But Frank Dancevic is just crazy enough to try it.
When the Canadian takes the court for his first-round match against No. 32 seed Joao Sousa of Portugal Wednesday, Dancevic will be playing with a brand-new Wilson Pro Staff 97.
Yes, the man tennis analyst Mary Carillo once called the "poor man's Federer" will be playing with Federer's racquet.
Here he is warming up for the match on Court 15 earlier today – opponent Sousa is on the same court, as you can see.
"The racquets I was playing with are just finished, they have no more life to them. I’ve had four racquets and been playing with them for two years.

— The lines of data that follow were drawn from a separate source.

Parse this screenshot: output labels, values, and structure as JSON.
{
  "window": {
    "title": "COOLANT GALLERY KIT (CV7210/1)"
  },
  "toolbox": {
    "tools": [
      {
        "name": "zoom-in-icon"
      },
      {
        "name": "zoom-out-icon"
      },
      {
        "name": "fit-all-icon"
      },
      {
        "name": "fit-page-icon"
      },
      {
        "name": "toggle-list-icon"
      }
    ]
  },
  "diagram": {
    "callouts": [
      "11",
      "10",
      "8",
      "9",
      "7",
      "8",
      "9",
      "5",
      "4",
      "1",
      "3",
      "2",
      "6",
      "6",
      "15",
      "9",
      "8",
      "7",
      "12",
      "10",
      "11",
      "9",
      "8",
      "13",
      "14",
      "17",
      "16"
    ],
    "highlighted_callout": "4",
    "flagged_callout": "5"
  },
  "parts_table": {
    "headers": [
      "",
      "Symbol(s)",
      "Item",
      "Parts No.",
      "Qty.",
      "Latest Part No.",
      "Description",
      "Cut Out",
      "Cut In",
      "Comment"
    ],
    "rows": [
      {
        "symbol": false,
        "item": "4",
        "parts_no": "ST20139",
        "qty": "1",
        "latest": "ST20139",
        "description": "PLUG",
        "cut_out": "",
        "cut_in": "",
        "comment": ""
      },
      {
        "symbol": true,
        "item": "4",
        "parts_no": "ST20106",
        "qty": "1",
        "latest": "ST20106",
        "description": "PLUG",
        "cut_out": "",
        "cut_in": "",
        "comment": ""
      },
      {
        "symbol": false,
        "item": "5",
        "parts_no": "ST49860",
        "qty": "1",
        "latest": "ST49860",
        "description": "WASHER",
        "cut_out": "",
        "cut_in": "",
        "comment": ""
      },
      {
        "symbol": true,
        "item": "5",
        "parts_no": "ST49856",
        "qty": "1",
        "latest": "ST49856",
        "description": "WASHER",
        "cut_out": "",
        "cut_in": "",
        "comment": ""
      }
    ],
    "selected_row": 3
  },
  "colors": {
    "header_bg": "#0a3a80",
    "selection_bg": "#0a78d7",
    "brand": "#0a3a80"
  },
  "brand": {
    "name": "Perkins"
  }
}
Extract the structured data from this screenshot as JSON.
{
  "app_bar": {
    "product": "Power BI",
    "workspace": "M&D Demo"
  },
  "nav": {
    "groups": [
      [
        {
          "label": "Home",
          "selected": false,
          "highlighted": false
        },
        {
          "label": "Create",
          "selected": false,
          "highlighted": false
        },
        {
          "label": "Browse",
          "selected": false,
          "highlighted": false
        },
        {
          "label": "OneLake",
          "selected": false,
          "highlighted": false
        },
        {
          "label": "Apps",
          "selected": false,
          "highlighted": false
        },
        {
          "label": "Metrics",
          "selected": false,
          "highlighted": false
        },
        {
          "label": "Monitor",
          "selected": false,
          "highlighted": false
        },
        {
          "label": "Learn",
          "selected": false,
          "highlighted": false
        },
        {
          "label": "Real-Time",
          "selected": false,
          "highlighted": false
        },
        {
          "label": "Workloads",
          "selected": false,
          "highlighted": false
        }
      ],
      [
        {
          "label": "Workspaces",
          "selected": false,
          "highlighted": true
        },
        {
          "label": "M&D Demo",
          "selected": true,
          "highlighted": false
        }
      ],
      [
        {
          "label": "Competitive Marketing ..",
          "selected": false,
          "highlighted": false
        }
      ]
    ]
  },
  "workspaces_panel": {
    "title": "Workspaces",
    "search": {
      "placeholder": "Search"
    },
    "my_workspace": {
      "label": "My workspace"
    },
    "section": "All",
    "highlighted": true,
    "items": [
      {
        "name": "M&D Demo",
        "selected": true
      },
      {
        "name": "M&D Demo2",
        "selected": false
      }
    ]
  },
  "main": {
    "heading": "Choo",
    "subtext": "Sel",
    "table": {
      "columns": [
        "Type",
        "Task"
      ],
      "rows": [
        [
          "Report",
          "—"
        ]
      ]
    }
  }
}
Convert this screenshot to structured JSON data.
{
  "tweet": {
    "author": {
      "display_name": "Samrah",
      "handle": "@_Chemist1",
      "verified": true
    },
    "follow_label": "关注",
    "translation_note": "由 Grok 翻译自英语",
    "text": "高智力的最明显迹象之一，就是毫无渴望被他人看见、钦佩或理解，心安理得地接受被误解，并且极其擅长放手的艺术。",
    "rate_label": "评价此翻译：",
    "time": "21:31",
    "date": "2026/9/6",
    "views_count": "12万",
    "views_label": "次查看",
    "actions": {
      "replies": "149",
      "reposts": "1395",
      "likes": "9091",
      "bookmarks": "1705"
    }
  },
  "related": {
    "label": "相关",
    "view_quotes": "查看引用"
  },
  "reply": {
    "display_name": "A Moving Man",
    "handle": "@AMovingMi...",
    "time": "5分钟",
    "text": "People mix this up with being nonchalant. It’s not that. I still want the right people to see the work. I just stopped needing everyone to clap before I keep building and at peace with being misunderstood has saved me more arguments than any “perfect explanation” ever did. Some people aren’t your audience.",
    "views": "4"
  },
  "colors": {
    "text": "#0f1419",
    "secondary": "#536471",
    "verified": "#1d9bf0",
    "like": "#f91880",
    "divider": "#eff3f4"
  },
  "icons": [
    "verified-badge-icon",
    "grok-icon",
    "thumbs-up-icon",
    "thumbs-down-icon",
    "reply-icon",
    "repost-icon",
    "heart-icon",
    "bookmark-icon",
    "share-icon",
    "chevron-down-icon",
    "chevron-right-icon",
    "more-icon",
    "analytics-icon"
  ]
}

They feel like a cardboard right now, just no feel," Dancevic said over the weekend after a practice with countryman Vasek Pospisil. "I tried this new racquet out a couple of days ago, really like the feel of it.
Dancevic played a practice match with the talented Ernests Gulbis Saturday, on Court 17 at the U.S. Open, and lost it 6-3 in the third set. "I figured if I could take a set off Gulbis with a brand-new racquet I’d played with one day, I should probably stick with it. I’ll probably get even better and better with it," Dancevic said. "Sometimes racquets feel great that first day, but you never know what it will feel like later on. But my other racquet (also a Wilson, but a BLX model) has been feeling just terrible lately.
"I’m playing decent, but feeling like I could definitely play better with something else," he added. "We’ll see. Try it out, see what happens."
Dancevic has made some other drastic changes. He has gone to a half-gut string job, something he did for about a year and a half back in the old days, but not since. He's been playing with plastic – let's face it, it's a lot more economical, something the real Federer doesn't have to worry about. "I was losing too much tension in matches. I've just been struggling, having to switch (racquets) five times in a match," he said. "I don't particularly like switching racquets too much, so the half-gut combination has been feeling good."
By making that switch, Dancevic also increased his string tension about 10 kilos. That's a huge amount – and an arbitrary one; Dancevic came up with it on his own – to counterract the ball flying with the gut string. It's too tight, he admits. "I'll have to drop it down a bit, maybe about three kilos tighter in the end," he said.
So the match against Sousa – this is the first time Dancevic hasn't had to qualify for a Grand Slam this year and got directly into the main draw – is a grand experiment of sorts.
He'll find out in a few hours whether the new racquet has the Federer effect, or the "poor man's" effect.